makes for some wonderfully visual scenes and gives the film an edge that
the script does not. Interestingly once Almen falls in love, much of this
style vanishes and the film loses its energy and becomes all too mainstream.
So not only does love lead to dire consequences even worse - it leads
to dull predictability.
In a bit of brilliant casting, Ford thrust the
fairly unknown (at the time) actress, Almen Wong, into a role in which
the actress needs to dominate the screen with her presence for the film
to work. Almen is more than equal to the task as she explodes on the screen
with a combustible combination of burning sexuality and impressive physicality.
The camera soaks luxuriously in these traits and fetishly narrows in on
her taut body, ample cleavage, high resolute cheekbones and sweaty workouts.

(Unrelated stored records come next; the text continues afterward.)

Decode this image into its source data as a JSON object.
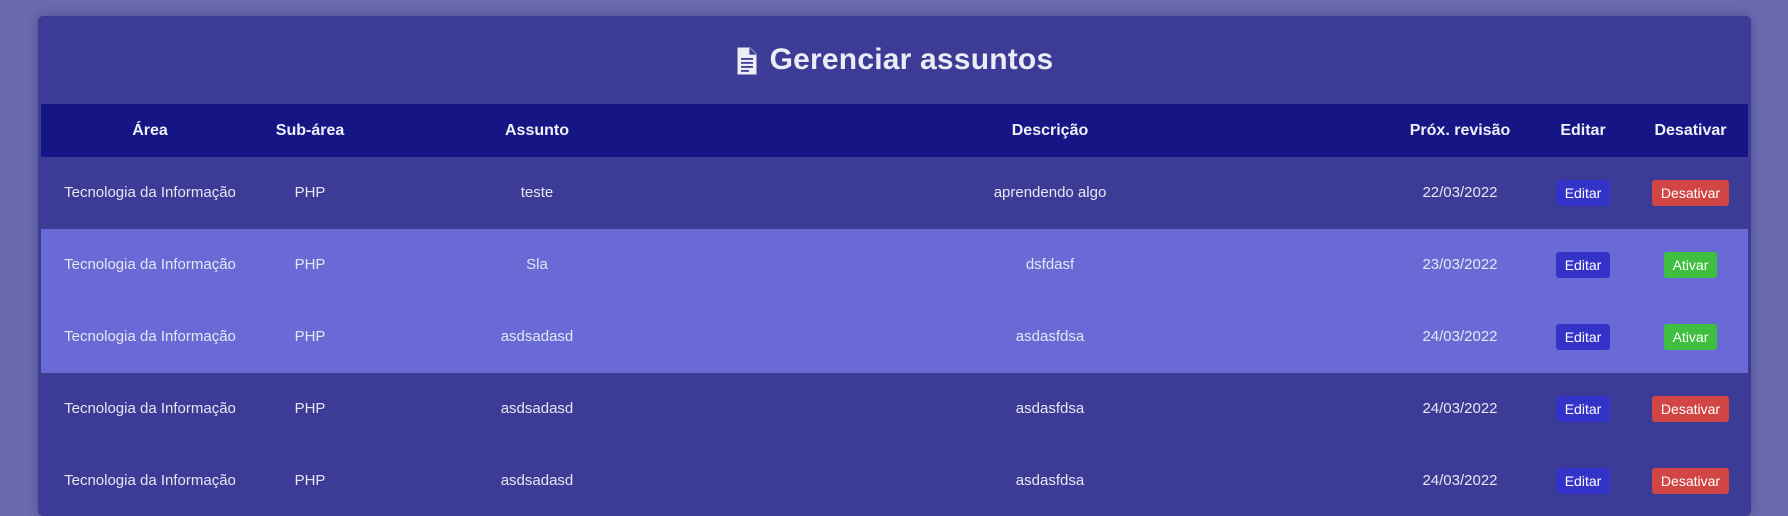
{
  "page": {
    "title": "Gerenciar assuntos",
    "title_icon": "document-icon"
  },
  "table": {
    "headers": [
      "Área",
      "Sub-área",
      "Assunto",
      "Descrição",
      "Próx. revisão",
      "Editar",
      "Desativar"
    ],
    "rows": [
      {
        "area": "Tecnologia da Informação",
        "subarea": "PHP",
        "assunto": "teste",
        "descricao": "aprendendo algo",
        "revisao": "22/03/2022",
        "edit_label": "Editar",
        "toggle_label": "Desativar",
        "toggle_state": "active",
        "highlighted": false
      },
      {
        "area": "Tecnologia da Informação",
        "subarea": "PHP",
        "assunto": "Sla",
        "descricao": "dsfdasf",
        "revisao": "23/03/2022",
        "edit_label": "Editar",
        "toggle_label": "Ativar",
        "toggle_state": "inactive",
        "highlighted": true
      },
      {
        "area": "Tecnologia da Informação",
        "subarea": "PHP",
        "assunto": "asdsadasd",
        "descricao": "asdasfdsa",
        "revisao": "24/03/2022",
        "edit_label": "Editar",
        "toggle_label": "Ativar",
        "toggle_state": "inactive",
        "highlighted": true
      },
      {
        "area": "Tecnologia da Informação",
        "subarea": "PHP",
        "assunto": "asdsadasd",
        "descricao": "asdasfdsa",
        "revisao": "24/03/2022",
        "edit_label": "Editar",
        "toggle_label": "Desativar",
        "toggle_state": "active",
        "highlighted": false
      },
      {
        "area": "Tecnologia da Informação",
        "subarea": "PHP",
        "assunto": "asdsadasd",
        "descricao": "asdasfdsa",
        "revisao": "24/03/2022",
        "edit_label": "Editar",
        "toggle_label": "Desativar",
        "toggle_state": "active",
        "highlighted": false
      }
    ]
  },
  "colors": {
    "background": "#6b6ab0",
    "card": "#3c3c96",
    "header_row": "#151585",
    "highlight_row": "#6a6ad6",
    "edit_button": "#3333c9",
    "deactivate_button": "#d24545",
    "activate_button": "#3fbe3f"
  }
}
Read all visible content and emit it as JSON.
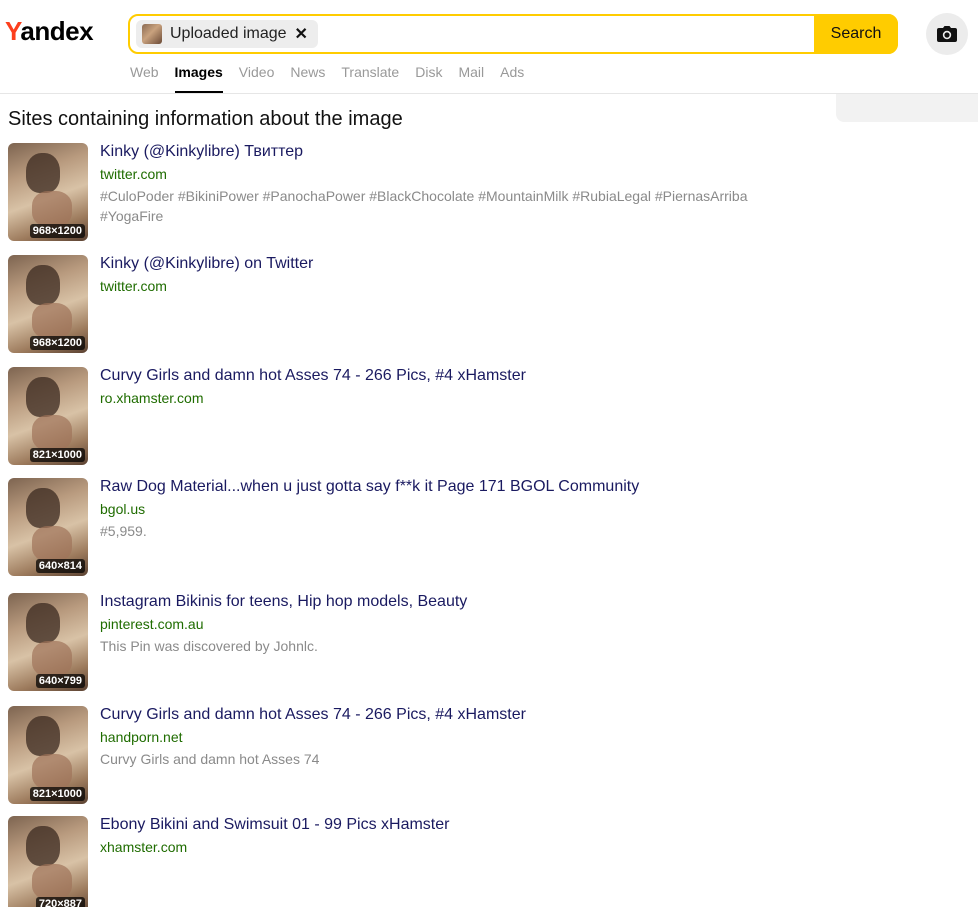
{
  "header": {
    "logo_first": "Y",
    "logo_rest": "andex",
    "search": {
      "chip_label": "Uploaded image",
      "chip_close": "✕",
      "button_label": "Search"
    },
    "nav": [
      "Web",
      "Images",
      "Video",
      "News",
      "Translate",
      "Disk",
      "Mail",
      "Ads"
    ],
    "nav_active": "Images"
  },
  "section_title": "Sites containing information about the image",
  "results": [
    {
      "title": "Kinky (@Kinkylibre) Твиттер",
      "domain": "twitter.com",
      "desc": "#CuloPoder #BikiniPower #PanochaPower #BlackChocolate #MountainMilk #RubiaLegal #PiernasArriba #YogaFire",
      "dims": "968×1200"
    },
    {
      "title": "Kinky (@Kinkylibre) on Twitter",
      "domain": "twitter.com",
      "desc": "",
      "dims": "968×1200"
    },
    {
      "title": "Curvy Girls and damn hot Asses 74 - 266 Pics, #4 xHamster",
      "domain": "ro.xhamster.com",
      "desc": "",
      "dims": "821×1000"
    },
    {
      "title": "Raw Dog Material...when u just gotta say f**k it Page 171 BGOL Community",
      "domain": "bgol.us",
      "desc": "#5,959.",
      "dims": "640×814"
    },
    {
      "title": "Instagram Bikinis for teens, Hip hop models, Beauty",
      "domain": "pinterest.com.au",
      "desc": "This Pin was discovered by Johnlc.",
      "dims": "640×799"
    },
    {
      "title": "Curvy Girls and damn hot Asses 74 - 266 Pics, #4 xHamster",
      "domain": "handporn.net",
      "desc": "Curvy Girls and damn hot Asses 74",
      "dims": "821×1000"
    },
    {
      "title": "Ebony Bikini and Swimsuit 01 - 99 Pics xHamster",
      "domain": "xhamster.com",
      "desc": "",
      "dims": "720×887"
    }
  ]
}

Ford has always been fascinated by sexually alluring and voracious performances
from Chingmy Yau, Nina Li, Carrie Ng and Kathy Chow and he lets Almen
loose on the screen like a wild majestic panther on the prowl for fresh
meat. This creates a problem though for the film the fresh meat that
she finds comes in the limp form of Michael Wong and by contrast to her
sizzle he seems like a passing weightless shadow - and the chemistry
that is needed to make the audience care about their fate is never created.
One never understands her passion for this man and her sudden turn into
a love struck woman never rings true.
The film plays out among a collage of homages
to other films. There are nods to Beyond Hypothermia - a lesbian
agent all too willing to betray and a liking for the simplicity of noodles,
Fallen Angels recording your life on a video camera, Chungking Express
secret apartment invasion and The Killer superimposing the changing
images of Almen and Michael ala Chow Yun Fat and Danny Lee and protecting
a small child in the midst of a gunfight. Calling it homage of course might
be giving it a positive spin; others might call it a rehash of other film
ideas but Ford does impose his own warped imagination on top of it all
for much of the film.
In the film Almen is a killer recruited from the
Mainland and she performs a series of hits on triad heads. Michael is investigating
the killings and upon seeing Almen save a small child he becomes smitten
and pulls himself out of his depressed state caused by the breakup with
his wife, Kenix Kwok. He follows her realizes that she is behind the
assassinations and then Almen starts following him in a perverse game
of Peeping Tom. Love grows out of this like a strangled flower looking
to root. Almen wants out of the killing business so she can eat noodles,
watch cartoons and tie up Michael, but decides she has to take one last
job. Much of the plot is in fact routine, but it is driven by its subversive
style and a bravura performance from Almen Wong. If Ford hadnt gone soft
in the middle of the film it would have become a classic. The poster of
Almen has become an icon of HK film making an appearance on the book
cover of Hollywood East by Stefan Hammond but sadly this outfit never
makes an appearance in the film.
My rating for this film: 7.5